human and really divine.
It is of great practical importance that we should get a just idea of
what our freedom consists in. There are men who, under the impulse
of a purely materialist science, declare the sense of moral freedom to
be an illusion. This is of course a gross error. But what has
largely played into the hands of this error is the exaggerated idea of
human freedom which is ordinarily current, an idea which can only be held
by ignoring our true and necessary dependence and limitation. It
is this that we need to have brought home to us. There is an admirable
story among George Crabbe’s Tales, called ‘The Gentleman Farmer.’ The hero
starts in life resolved that he will not put up with any bondage.
The orthodox clergyman, the orthodox physician, and orthodox matrimony—all
these alike represent social bondage in different forms, and he will have
none of them. So he starts on a career of ‘unchartered freedom,’
‘To prove that he alone was king of him.’
And the last scene of all represents him the weak slave of his mistress,
a quack doctor, and a revivalist—‘which things are an allegory.’
2. The phrase ‘a form’ or ‘pattern of teaching,’ is interesting.
It suggests the idea of the Church as holding a ‘pattern of sound words
,‘ (2 Tim. i. 13.) a definite body of instruction, which is to form the
life of each person who gives himself over to her loving discipline.
Christian faith is not a formless impulse; it is self-surrender to a corporate
life ruled on a definite model of religious and moral teaching. What
St. Paul has here chiefly in mind is moral teaching. But the moral
teaching was inseparable from religious facts and motives. Nor is

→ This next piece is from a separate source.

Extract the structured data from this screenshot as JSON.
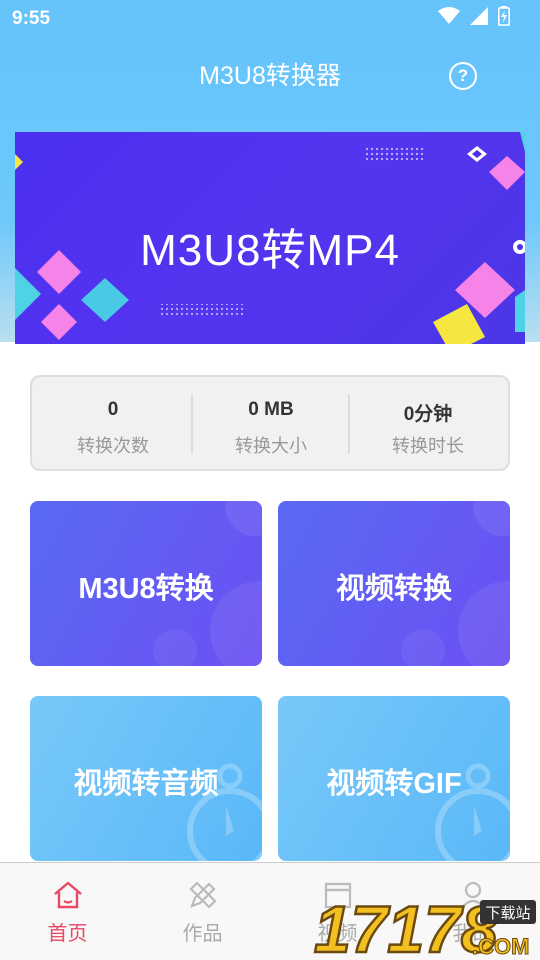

it difficult to ascertain from the allusions of the New Testament what
the subjects were in which the first Christians were orally instructed,
or, in other words, what constituted ‘the tradition’ which lies behind
the written books of the New Testament. It comprised instruction
in (1) the facts of our Lord’s life, death, and resurrection ; (cf. Luke
i. 1-4; 1 Cor. xi. 23; xv. 3, 4.) (2) the meaning of sacred rites—baptism,
laying on of hands, eucharist (cf. Rom. vi. 3; Heb. vi. 1-6; 1 Cor. x.
15, 16; xi. 23ff.; Acts. ii. 38.)—including the Lord’s Prayer (Didache,
8); (3) the moral duties of ‘the way,’ and the doctrine ‘of the resurrection
of the dead and of eternal judgement’ (Heb. vi. 1, 2; 1 Thess. iv. 1, 2;
v. 2.); (4) the meaning of ‘the Name of the Father, and of the Son, and
of the Holy Ghost.’ On all these subjects the books of the New Testament
do not give the primary instruction, but imply that it has been already
3. The word rendered ‘sanctification’ (vers. 19, 22) is one which needs
to have its primitive force restored to it. The ‘saint’ is the person
set apart for the worship and service of God. What is here translated
‘sanctification’ means literally (1) ‘the process of being made fit for
such worship and service,’ that is, consecration as of a priest; or (2)
by a slight transition of meaning, the result of such consecration, i.